* [Your instructions] Collect each line of the records containing the string "продукции".

* [Provided material]
====================
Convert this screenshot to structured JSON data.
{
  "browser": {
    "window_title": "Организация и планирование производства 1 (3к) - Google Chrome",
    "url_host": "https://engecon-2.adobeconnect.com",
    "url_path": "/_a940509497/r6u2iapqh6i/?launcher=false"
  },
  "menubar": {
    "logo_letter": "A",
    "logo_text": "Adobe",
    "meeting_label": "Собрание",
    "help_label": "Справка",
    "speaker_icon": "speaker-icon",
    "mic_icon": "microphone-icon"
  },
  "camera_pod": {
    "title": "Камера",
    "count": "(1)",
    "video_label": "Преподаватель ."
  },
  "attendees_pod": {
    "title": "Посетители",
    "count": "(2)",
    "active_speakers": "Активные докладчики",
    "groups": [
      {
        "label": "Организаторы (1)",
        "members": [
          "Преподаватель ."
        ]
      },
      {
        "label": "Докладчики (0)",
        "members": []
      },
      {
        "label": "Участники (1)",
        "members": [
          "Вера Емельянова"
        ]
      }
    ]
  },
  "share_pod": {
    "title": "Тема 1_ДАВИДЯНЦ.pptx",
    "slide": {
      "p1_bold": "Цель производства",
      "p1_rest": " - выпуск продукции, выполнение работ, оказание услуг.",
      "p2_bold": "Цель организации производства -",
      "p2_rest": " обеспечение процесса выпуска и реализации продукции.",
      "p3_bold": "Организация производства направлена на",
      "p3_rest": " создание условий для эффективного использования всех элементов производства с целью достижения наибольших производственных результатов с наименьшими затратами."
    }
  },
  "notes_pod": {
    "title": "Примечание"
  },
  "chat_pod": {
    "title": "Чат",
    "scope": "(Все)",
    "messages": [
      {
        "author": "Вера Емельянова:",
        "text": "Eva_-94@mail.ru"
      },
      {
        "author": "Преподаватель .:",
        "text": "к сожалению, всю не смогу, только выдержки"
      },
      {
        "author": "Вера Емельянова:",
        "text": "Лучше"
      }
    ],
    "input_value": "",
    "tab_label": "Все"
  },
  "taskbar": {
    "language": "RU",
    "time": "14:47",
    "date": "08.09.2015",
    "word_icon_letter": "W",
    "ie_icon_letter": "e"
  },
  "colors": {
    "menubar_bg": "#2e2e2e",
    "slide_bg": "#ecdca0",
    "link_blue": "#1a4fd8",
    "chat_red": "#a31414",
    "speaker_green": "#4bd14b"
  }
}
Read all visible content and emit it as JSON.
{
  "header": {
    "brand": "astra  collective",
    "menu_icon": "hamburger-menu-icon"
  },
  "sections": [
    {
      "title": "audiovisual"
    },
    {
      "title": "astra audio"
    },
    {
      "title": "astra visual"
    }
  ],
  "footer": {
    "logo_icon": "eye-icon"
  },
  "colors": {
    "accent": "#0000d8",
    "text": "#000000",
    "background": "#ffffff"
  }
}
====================
* [Task response]
      "p1_rest": " - выпуск продукции, выполнение работ, оказание услуг.",
      "p2_rest": " обеспечение процесса выпуска и реализации продукции.",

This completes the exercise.